The last bridge on the current canal has an interesting sign.
No traction engines allowed, as of 1889. What’s interesting is that the sign has been maintained for over a hundred years, and is still freshly painted. The bridge is much more recent than that, so it appears someone did try the traction engine challenge, and brought the old one down. Is there something about the British character that means that once an official sign has been posted it has to be maintained for ever? Check out this one from Lichfield.
Then there was the pub in Llangollen that still offers stabling.

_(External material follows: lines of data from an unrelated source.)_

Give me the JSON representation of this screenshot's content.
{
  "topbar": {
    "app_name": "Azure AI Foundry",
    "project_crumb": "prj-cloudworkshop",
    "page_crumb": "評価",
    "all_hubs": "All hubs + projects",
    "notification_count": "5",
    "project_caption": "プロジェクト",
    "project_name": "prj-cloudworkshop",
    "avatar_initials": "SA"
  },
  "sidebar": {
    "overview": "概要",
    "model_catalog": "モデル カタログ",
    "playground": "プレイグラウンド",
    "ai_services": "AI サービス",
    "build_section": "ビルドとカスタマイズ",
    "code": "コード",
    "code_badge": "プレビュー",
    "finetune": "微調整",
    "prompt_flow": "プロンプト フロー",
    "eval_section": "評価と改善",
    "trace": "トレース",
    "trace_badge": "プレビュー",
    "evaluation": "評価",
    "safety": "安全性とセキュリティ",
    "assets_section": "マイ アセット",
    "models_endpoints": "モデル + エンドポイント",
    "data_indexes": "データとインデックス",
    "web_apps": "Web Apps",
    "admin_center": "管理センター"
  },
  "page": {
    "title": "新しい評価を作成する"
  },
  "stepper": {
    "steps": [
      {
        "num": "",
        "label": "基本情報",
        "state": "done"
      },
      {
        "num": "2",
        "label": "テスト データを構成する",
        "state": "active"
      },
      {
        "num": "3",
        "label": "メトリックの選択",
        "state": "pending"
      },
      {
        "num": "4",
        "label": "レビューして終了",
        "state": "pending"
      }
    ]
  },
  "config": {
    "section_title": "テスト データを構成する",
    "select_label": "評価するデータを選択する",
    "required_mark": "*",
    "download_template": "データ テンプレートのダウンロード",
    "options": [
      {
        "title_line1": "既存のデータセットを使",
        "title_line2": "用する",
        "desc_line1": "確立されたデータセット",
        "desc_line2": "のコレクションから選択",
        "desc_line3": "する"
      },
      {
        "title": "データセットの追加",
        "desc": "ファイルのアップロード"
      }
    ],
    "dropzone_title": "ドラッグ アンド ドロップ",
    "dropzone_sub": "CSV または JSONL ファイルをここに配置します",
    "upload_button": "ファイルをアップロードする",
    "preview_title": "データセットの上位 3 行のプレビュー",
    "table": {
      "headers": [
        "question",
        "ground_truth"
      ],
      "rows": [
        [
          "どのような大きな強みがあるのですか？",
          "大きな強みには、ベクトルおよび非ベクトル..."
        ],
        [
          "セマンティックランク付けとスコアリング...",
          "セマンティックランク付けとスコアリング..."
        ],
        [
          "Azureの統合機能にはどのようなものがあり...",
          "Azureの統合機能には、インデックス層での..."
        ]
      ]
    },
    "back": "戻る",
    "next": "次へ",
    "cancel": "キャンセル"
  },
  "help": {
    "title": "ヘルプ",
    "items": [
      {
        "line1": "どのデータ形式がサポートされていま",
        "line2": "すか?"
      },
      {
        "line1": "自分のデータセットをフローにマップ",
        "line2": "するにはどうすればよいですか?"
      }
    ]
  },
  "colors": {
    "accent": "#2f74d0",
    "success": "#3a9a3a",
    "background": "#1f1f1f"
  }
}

It’s not like these signs are up there because nobody has bothered to take them down. They are clean and well maintained. There will probably be signs saying This Way To The Channel Tunnel long after it has been filled with cement to keep the continentals out. The original Channel Tunnel was canceled to keep Napoleon out, so this is not as unlikely as it seems.
We started the day near Market Bosworth, a town where the cows are golf enthusiasts…
the chippie has a great name…
and the waste baskets are historical markers.
If they ever want to fight the battle again, they will have somewhere to put the bodies.
We were happy to find the Sunday Farmers’ Market in full swing.
We bought cheese and chocolate, but skipped the Beaver Pie.
We only have about a dozen wild beavers in the UK as they were hunted to extinction in the 16th Century and reintroduced in a couple of places in the 21st, and certainly not enough to make pies out of. This is actually a steak pie and ale made with a beer called Wild Beaver, and steak from the Vale of Belvoir (pronounced Beaver because the Anglo-Saxons were having no truck with Norman French).
The canal from Market Bosworth to Snarestone is a Site of Special Scientific Interest, which to the boater means both sides of the canal are over grown with rushes. Passing boats coming in the other direction is a bit of a challenge. As one of the canal volunteers put it, you go dead slow, edge over to the side a bit, and see which of you runs aground first.